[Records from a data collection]
☆ ☆ ☆

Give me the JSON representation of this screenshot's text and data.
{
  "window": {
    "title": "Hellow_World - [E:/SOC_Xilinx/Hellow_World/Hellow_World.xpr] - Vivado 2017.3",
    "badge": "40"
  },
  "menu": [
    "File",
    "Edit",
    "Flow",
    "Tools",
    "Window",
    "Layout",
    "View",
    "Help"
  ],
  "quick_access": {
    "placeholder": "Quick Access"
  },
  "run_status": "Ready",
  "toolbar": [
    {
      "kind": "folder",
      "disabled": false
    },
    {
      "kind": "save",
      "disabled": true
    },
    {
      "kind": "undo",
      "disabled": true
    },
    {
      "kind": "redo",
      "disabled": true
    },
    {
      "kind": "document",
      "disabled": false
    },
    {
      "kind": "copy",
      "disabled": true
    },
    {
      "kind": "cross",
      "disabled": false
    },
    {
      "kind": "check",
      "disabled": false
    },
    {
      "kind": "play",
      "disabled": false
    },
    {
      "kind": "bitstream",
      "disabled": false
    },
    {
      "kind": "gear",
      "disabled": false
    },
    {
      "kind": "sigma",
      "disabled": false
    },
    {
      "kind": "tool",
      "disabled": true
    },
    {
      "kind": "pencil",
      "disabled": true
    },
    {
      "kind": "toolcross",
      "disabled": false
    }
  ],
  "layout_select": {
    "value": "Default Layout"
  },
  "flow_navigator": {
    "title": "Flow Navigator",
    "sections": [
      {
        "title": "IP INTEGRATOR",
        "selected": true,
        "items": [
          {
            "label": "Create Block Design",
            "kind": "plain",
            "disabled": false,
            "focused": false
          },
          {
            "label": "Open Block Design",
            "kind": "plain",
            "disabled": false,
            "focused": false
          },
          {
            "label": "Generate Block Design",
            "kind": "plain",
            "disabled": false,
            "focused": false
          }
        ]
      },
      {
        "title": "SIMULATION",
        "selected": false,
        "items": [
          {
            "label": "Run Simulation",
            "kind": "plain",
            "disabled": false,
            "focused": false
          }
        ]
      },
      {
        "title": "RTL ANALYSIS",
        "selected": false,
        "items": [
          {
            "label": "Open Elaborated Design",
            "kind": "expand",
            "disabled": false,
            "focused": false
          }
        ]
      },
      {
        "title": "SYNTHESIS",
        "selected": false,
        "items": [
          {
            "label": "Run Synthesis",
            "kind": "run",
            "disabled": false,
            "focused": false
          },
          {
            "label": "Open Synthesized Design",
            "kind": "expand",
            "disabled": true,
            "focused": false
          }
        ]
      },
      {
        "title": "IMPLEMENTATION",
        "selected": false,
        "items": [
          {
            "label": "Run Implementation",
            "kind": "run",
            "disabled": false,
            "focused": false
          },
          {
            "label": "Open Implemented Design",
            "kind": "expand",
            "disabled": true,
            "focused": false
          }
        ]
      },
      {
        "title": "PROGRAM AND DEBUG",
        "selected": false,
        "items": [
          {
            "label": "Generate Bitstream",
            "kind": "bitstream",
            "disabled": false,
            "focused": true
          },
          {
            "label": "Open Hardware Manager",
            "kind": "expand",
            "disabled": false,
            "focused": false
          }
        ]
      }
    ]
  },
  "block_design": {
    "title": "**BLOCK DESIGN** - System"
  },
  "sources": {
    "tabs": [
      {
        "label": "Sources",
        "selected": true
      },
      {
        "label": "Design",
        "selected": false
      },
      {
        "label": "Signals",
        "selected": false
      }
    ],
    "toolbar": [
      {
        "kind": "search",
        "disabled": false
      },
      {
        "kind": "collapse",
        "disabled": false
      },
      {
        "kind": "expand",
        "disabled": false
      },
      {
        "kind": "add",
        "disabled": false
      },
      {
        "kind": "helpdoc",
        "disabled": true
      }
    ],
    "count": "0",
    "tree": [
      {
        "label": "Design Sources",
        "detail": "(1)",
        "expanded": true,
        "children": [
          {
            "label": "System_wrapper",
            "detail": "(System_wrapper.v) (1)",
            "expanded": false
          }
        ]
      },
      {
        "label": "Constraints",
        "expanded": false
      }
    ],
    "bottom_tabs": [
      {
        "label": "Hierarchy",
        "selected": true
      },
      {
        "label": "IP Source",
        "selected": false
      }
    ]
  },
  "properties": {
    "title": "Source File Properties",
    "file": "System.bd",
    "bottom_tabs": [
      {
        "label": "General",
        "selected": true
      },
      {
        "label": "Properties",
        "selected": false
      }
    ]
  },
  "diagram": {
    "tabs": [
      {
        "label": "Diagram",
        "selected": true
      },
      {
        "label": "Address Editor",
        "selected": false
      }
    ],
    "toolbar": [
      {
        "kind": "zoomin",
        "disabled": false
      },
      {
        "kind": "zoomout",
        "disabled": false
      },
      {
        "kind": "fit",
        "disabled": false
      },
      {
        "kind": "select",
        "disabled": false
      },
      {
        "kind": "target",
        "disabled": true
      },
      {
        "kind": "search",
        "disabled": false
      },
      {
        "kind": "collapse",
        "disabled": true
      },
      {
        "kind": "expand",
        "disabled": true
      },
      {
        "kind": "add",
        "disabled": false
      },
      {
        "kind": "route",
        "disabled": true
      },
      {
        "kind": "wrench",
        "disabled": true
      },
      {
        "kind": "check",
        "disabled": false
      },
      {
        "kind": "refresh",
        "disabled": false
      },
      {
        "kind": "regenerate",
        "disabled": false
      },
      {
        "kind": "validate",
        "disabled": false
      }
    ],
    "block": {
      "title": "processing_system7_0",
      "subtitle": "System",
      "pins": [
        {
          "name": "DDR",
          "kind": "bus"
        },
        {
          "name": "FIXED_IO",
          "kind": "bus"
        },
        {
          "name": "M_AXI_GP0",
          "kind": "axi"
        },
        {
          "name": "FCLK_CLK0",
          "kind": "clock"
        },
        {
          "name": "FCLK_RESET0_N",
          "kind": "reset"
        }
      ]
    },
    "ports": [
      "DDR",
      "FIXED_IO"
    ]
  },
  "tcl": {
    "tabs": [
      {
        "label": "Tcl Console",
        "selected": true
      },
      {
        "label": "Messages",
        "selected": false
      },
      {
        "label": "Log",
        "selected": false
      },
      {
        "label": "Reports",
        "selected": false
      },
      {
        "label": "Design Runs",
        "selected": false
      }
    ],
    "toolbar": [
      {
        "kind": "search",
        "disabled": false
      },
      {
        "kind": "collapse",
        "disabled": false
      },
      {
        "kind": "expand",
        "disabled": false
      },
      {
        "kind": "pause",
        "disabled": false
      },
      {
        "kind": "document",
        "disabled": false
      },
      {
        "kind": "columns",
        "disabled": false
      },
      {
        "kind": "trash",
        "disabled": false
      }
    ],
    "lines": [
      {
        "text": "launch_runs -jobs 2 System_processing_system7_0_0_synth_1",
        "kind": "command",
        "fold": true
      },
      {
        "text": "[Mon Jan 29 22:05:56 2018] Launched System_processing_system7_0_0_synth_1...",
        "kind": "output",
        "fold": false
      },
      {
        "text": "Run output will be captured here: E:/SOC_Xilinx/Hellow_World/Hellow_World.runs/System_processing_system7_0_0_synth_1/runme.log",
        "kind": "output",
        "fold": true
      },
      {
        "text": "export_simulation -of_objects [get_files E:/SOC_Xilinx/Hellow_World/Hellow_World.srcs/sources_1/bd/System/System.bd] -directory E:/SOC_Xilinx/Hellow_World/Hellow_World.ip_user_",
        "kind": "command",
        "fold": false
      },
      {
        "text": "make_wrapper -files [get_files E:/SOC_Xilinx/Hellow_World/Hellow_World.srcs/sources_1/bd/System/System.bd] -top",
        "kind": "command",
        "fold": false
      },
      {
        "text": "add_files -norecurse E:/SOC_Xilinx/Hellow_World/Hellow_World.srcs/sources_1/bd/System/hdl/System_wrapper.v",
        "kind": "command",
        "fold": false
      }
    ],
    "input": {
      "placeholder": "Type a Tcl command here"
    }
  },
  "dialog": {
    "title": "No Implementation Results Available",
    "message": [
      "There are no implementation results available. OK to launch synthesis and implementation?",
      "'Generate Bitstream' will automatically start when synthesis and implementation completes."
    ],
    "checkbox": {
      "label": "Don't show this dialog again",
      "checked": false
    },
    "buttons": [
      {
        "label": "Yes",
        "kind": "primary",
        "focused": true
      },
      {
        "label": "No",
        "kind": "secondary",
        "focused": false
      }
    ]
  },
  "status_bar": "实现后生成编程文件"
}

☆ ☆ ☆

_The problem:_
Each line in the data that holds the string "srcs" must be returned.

_Response to the exercise:_
        "text": "export_simulation -of_objects [get_files E:/SOC_Xilinx/Hellow_World/Hellow_World.srcs/sources_1/bd/System/System.bd] -directory E:/SOC_Xilinx/Hellow_World/Hellow_World.ip_user_",
        "text": "make_wrapper -files [get_files E:/SOC_Xilinx/Hellow_World/Hellow_World.srcs/sources_1/bd/System/System.bd] -top",
        "text": "add_files -norecurse E:/SOC_Xilinx/Hellow_World/Hellow_World.srcs/sources_1/bd/System/hdl/System_wrapper.v",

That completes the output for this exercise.